'We are mindful that we look back to Bennelong’s time through the filter of our contemporary consciousness - what we know now is always superimposed over what we read about First Contact times and how we imagine the reality of those times.
'We hope to ignite audiences’ imaginations and focus their thoughts on the enormous impact brought to Aboriginal and Torres Strait Islander people through European settlement.'
'If anyone can write a full-throttle drama of our colonial past, it’s the indomitable Leah Purcell.
'We all know Henry Lawson’s story of the Drover’s Wife. Her stoic silhouette against an unforgiving landscape, her staring down of the serpent; it’s the frontier myth captured in a few pages. In Leah’s new play the old story gets a very fresh rewrite. Once again the Drover’s Wife is confronted by a threat in her yard, but now it’s a man. He’s bleeding, he’s got secrets, and he’s black. She knows there’s a fugitive wanted for killing whites, and the district is thick with troopers, but something’s holding the Drover’s Wife back from turning this fella in…
'A taut thriller of our pioneering past, with a black sting to the tail, The Drover’s Wife reaches from our nation’s infancy into our complicated present. And best of all, Leah’s playing the Wife herself.' (Publication summary)
'Step through the doors of F.G. Goode’s department store and into a marvellous musical whirl of glitz and glamour with Ladies in Black.
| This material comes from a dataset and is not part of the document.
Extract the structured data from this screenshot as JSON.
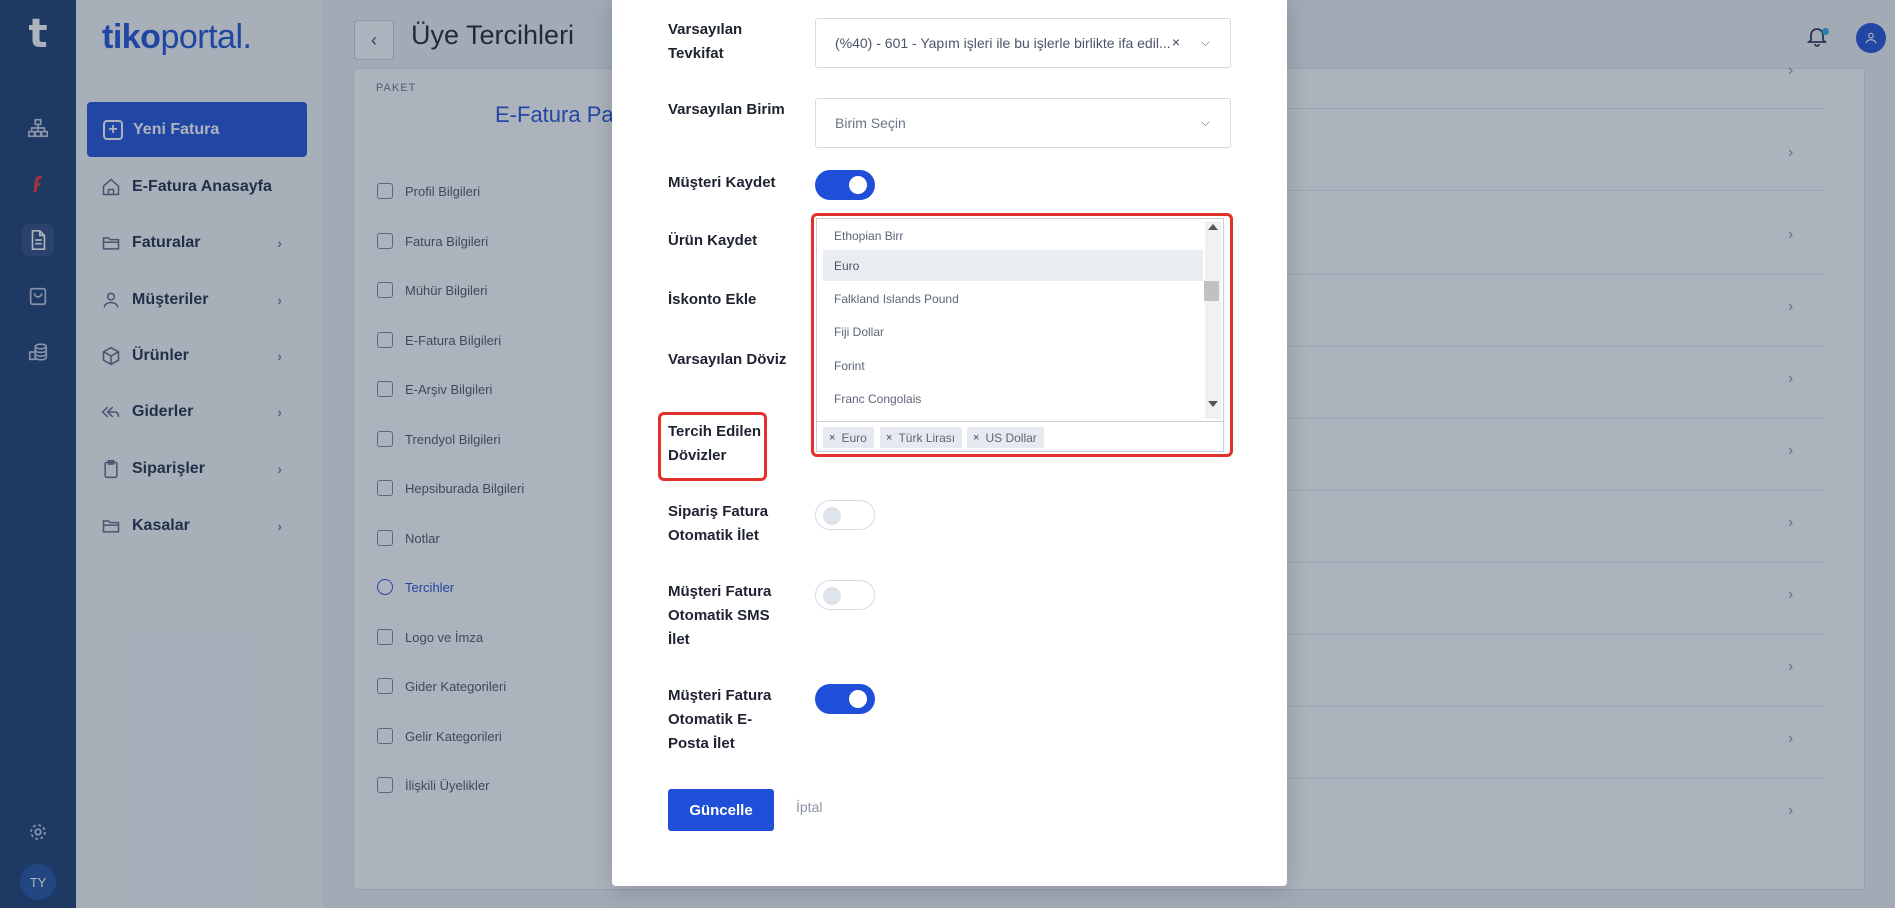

This world premiere adaptation of Madeleine St John’s 1993 novel, The Women in Black, is brought to life by internationally-acclaimed director Simon Phillips (Priscilla Queen of the Desert, Love Never Dies) with original music from superstar singer and musician, Tim Finn (Split Enz, Crowded House).
'Sydney is crossing the threshold between the stuffy repression of the 1950s and the glorious liberation of the 1960s. Bright-eyed bookish school leaver Lisa is to join the sales staff in the city’s most prestigious department store. In that summer of innocence, a world of possibilities opens up as she befriends the colourful denizens of the women’s frocks department – including her new mentor, the exotic European Magda, mysterious mistress of the gowns.
'With a dash of delicate comedy, Ladies in Black is a magical modern-day fairytale set in a city on the cusp of becoming cosmopolitan, and marks the triumphant return of musical theatre to Queensland Theatre Company’s stage.' (Production summary)
'John Marsden and Shaun Tan's haunting picture book tells a story we all know: a story of colonisation, civilisation and progress — a story about displacement, destruction and culture clash. And in that landscape, it tells a story of hope taking root.
'It's a story for young people, it's a story for old people, it's a story for all of us.
'Opera Australia and Barking Gecko Theatre Company have assembled some of Australia's foremost creative talents to collaborate on a new opera for children and families.
'Gabriela Tylesova's kooky sets and costumes realise Tan's pictures in all of their mystical wonder, while Lally Katz has turned Marsden's spare poetry into an enchanting libretto. To write the score, Kate Miller Heidke: the butterfly-voiced, classically-trained indie-pop singer who is as at home on the charts as she is performing at the Met. As well as composing The Rabbits, Kate will perform in this production.' (Production summary)